- [Instructions for the task]
The data is to be repeated exactly, with the images removed.

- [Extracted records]

* * *

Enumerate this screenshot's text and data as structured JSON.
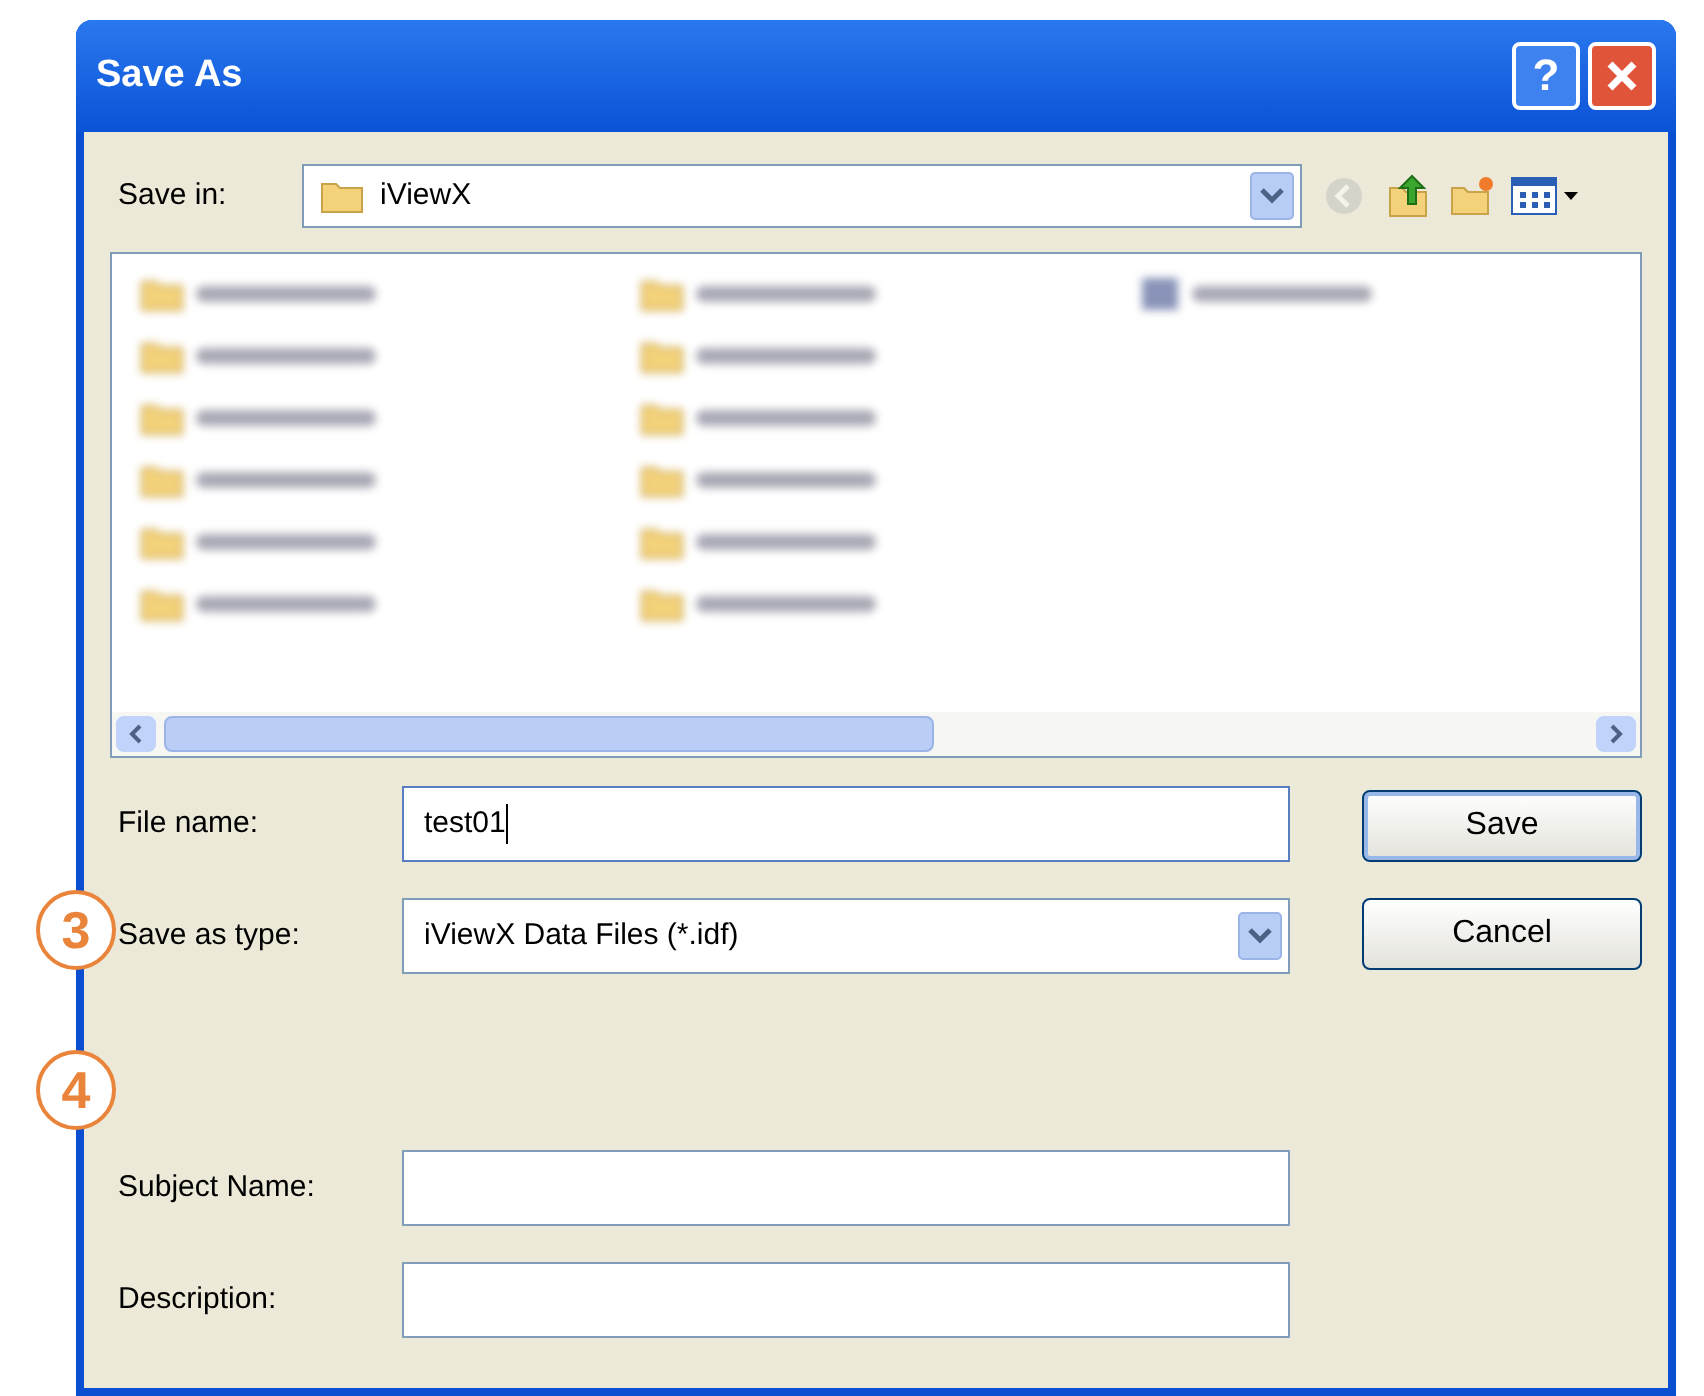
{
  "window": {
    "title": "Save As"
  },
  "title_buttons": [
    {
      "kind": "help",
      "label": "?"
    },
    {
      "kind": "close"
    }
  ],
  "save_in": {
    "label": "Save in:",
    "value": "iViewX"
  },
  "toolbar": [
    {
      "kind": "back",
      "disabled": true
    },
    {
      "kind": "up",
      "disabled": false
    },
    {
      "kind": "new_folder",
      "disabled": false
    },
    {
      "kind": "views",
      "disabled": false
    }
  ],
  "file_list": {
    "columns": [
      [
        {
          "kind": "folder"
        },
        {
          "kind": "folder"
        },
        {
          "kind": "folder"
        },
        {
          "kind": "folder"
        },
        {
          "kind": "folder"
        },
        {
          "kind": "folder"
        }
      ],
      [
        {
          "kind": "folder"
        },
        {
          "kind": "folder"
        },
        {
          "kind": "folder"
        },
        {
          "kind": "folder"
        },
        {
          "kind": "folder"
        },
        {
          "kind": "folder"
        }
      ],
      [
        {
          "kind": "file"
        }
      ]
    ]
  },
  "fields": [
    {
      "kind": "text",
      "label": "File name:",
      "value": "test01",
      "focused": true
    },
    {
      "kind": "combo",
      "label": "Save as type:",
      "value": "iViewX Data Files (*.idf)",
      "focused": false
    },
    {
      "kind": "spacer"
    },
    {
      "kind": "text",
      "label": "Subject Name:",
      "focused": false
    },
    {
      "kind": "text",
      "label": "Description:",
      "focused": false
    }
  ],
  "buttons": [
    {
      "label": "Save",
      "default": true
    },
    {
      "label": "Cancel",
      "default": false
    }
  ],
  "callouts": [
    "3",
    "4"
  ]
}
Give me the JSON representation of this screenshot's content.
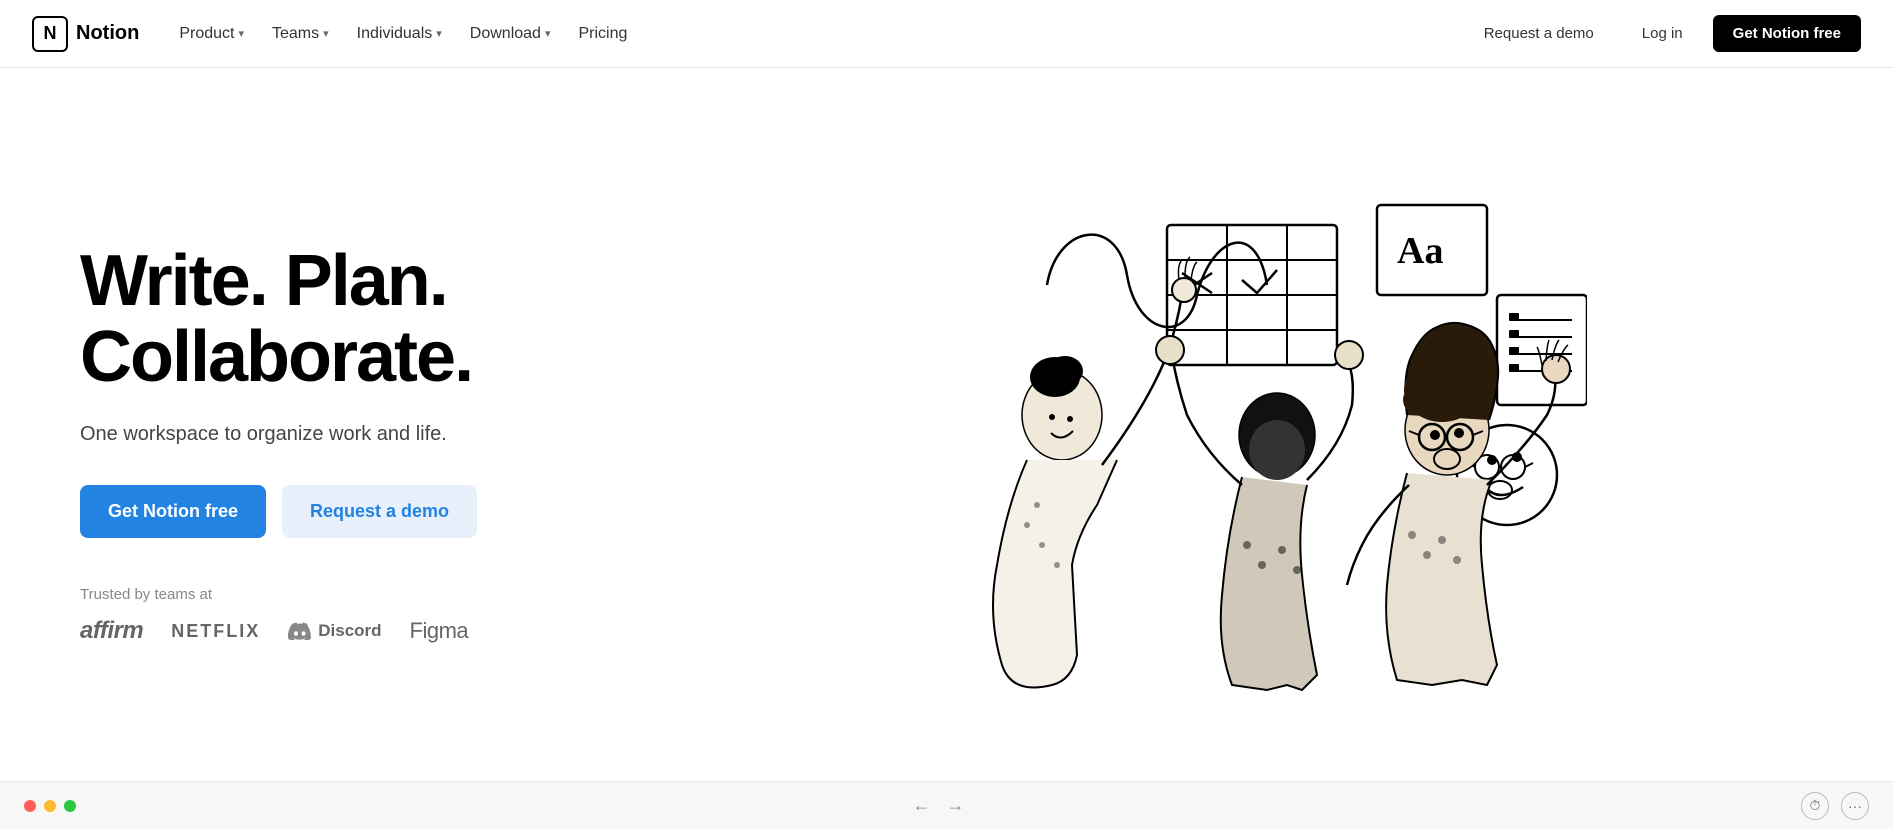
{
  "nav": {
    "logo_text": "Notion",
    "logo_letter": "N",
    "items": [
      {
        "id": "product",
        "label": "Product",
        "has_chevron": true
      },
      {
        "id": "teams",
        "label": "Teams",
        "has_chevron": true
      },
      {
        "id": "individuals",
        "label": "Individuals",
        "has_chevron": true
      },
      {
        "id": "download",
        "label": "Download",
        "has_chevron": true
      },
      {
        "id": "pricing",
        "label": "Pricing",
        "has_chevron": false
      }
    ],
    "request_demo_label": "Request a demo",
    "login_label": "Log in",
    "get_free_label": "Get Notion free"
  },
  "hero": {
    "headline": "Write. Plan.\nCollaborate.",
    "subtext": "One workspace to organize work and life.",
    "cta_primary": "Get Notion free",
    "cta_secondary": "Request a demo",
    "trusted_label": "Trusted by teams at",
    "logos": [
      "affirm",
      "NETFLIX",
      "Discord",
      "Figma"
    ]
  },
  "bottom_bar": {
    "back_arrow": "←",
    "forward_arrow": "→"
  }
}
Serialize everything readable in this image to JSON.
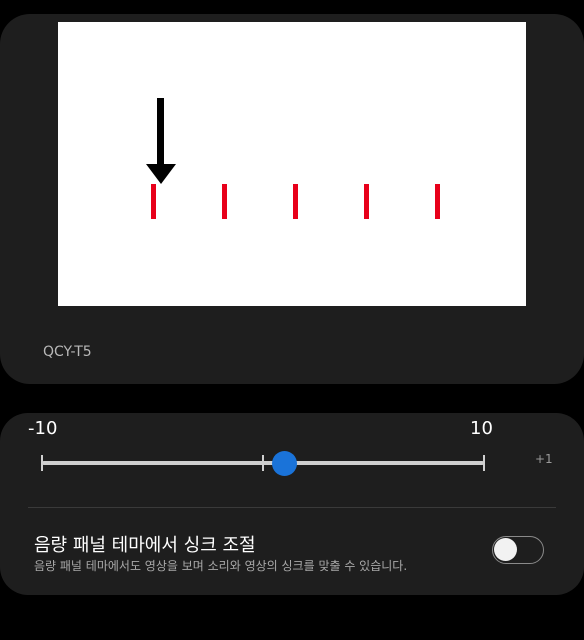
{
  "preview": {
    "device_name": "QCY-T5",
    "markers_count": 5,
    "arrow_target_index": 0,
    "marker_color": "#e8001a"
  },
  "slider": {
    "min_label": "-10",
    "max_label": "10",
    "value_label": "+1",
    "value": 1,
    "min": -10,
    "max": 10,
    "accent": "#1a73d9"
  },
  "sync_setting": {
    "title": "음량 패널 테마에서 싱크 조절",
    "description": "음량 패널 테마에서도 영상을 보며 소리와 영상의 싱크를 맞출 수 있습니다.",
    "enabled": false
  }
}
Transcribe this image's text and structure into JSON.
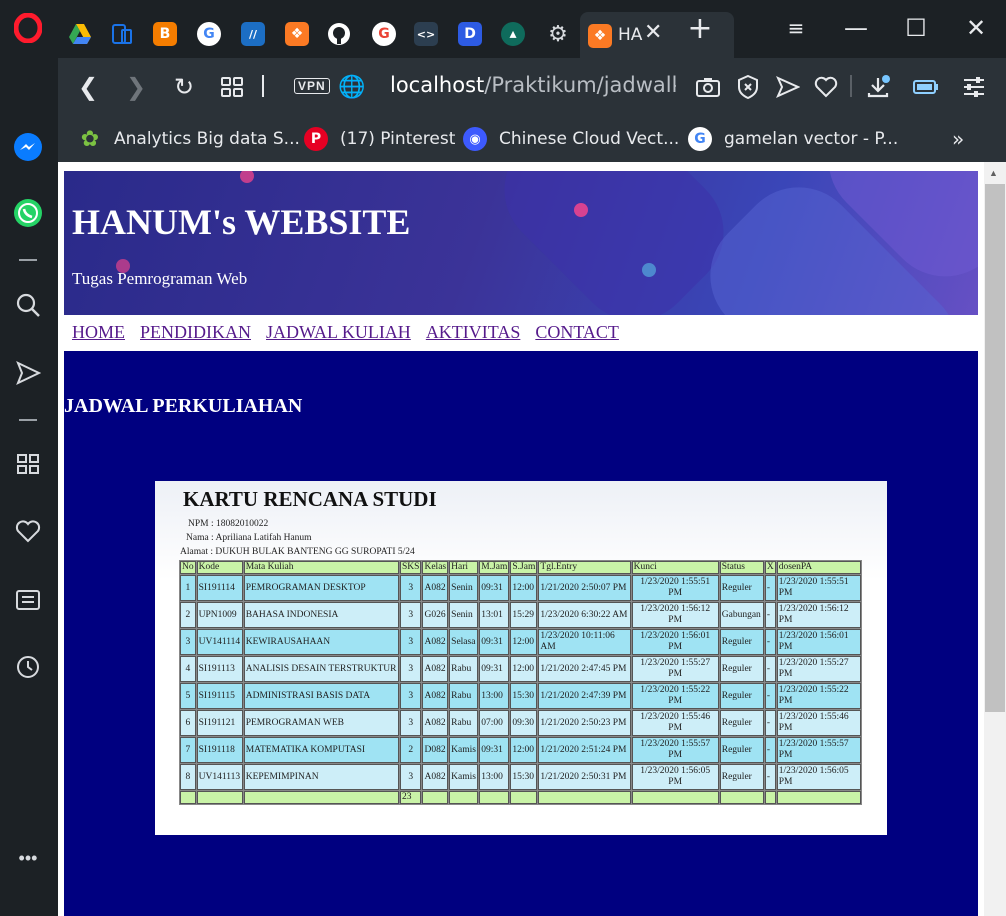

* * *

- [The completed task]
Enumerate this screenshot's text and data as structured JSON.
{
  "window": {
    "title": "Save As"
  },
  "title_buttons": [
    {
      "kind": "help",
      "label": "?"
    },
    {
      "kind": "close"
    }
  ],
  "save_in": {
    "label": "Save in:",
    "value": "iViewX"
  },
  "toolbar": [
    {
      "kind": "back",
      "disabled": true
    },
    {
      "kind": "up",
      "disabled": false
    },
    {
      "kind": "new_folder",
      "disabled": false
    },
    {
      "kind": "views",
      "disabled": false
    }
  ],
  "file_list": {
    "columns": [
      [
        {
          "kind": "folder"
        },
        {
          "kind": "folder"
        },
        {
          "kind": "folder"
        },
        {
          "kind": "folder"
        },
        {
          "kind": "folder"
        },
        {
          "kind": "folder"
        }
      ],
      [
        {
          "kind": "folder"
        },
        {
          "kind": "folder"
        },
        {
          "kind": "folder"
        },
        {
          "kind": "folder"
        },
        {
          "kind": "folder"
        },
        {
          "kind": "folder"
        }
      ],
      [
        {
          "kind": "file"
        }
      ]
    ]
  },
  "fields": [
    {
      "kind": "text",
      "label": "File name:",
      "value": "test01",
      "focused": true
    },
    {
      "kind": "combo",
      "label": "Save as type:",
      "value": "iViewX Data Files (*.idf)",
      "focused": false
    },
    {
      "kind": "spacer"
    },
    {
      "kind": "text",
      "label": "Subject Name:",
      "focused": false
    },
    {
      "kind": "text",
      "label": "Description:",
      "focused": false
    }
  ],
  "buttons": [
    {
      "label": "Save",
      "default": true
    },
    {
      "label": "Cancel",
      "default": false
    }
  ],
  "callouts": [
    "3",
    "4"
  ]
}
Give me the JSON representation of this screenshot's content.
{
  "nav": {
    "logo_text": "Notion",
    "logo_letter": "N",
    "items": [
      {
        "id": "product",
        "label": "Product",
        "has_chevron": true
      },
      {
        "id": "teams",
        "label": "Teams",
        "has_chevron": true
      },
      {
        "id": "individuals",
        "label": "Individuals",
        "has_chevron": true
      },
      {
        "id": "download",
        "label": "Download",
        "has_chevron": true
      },
      {
        "id": "pricing",
        "label": "Pricing",
        "has_chevron": false
      }
    ],
    "request_demo_label": "Request a demo",
    "login_label": "Log in",
    "get_free_label": "Get Notion free"
  },
  "hero": {
    "headline": "Write. Plan.\nCollaborate.",
    "subtext": "One workspace to organize work and life.",
    "cta_primary": "Get Notion free",
    "cta_secondary": "Request a demo",
    "trusted_label": "Trusted by teams at",
    "logos": [
      "affirm",
      "NETFLIX",
      "Discord",
      "Figma"
    ]
  },
  "bottom_bar": {
    "back_arrow": "←",
    "forward_arrow": "→"
  }
}
Serialize everything readable in this image to JSON.
{
  "preview": {
    "device_name": "QCY-T5",
    "markers_count": 5,
    "arrow_target_index": 0,
    "marker_color": "#e8001a"
  },
  "slider": {
    "min_label": "-10",
    "max_label": "10",
    "value_label": "+1",
    "value": 1,
    "min": -10,
    "max": 10,
    "accent": "#1a73d9"
  },
  "sync_setting": {
    "title": "음량 패널 테마에서 싱크 조절",
    "description": "음량 패널 테마에서도 영상을 보며 소리와 영상의 싱크를 맞출 수 있습니다.",
    "enabled": false
  }
}
Transcribe this image's text and structure into JSON.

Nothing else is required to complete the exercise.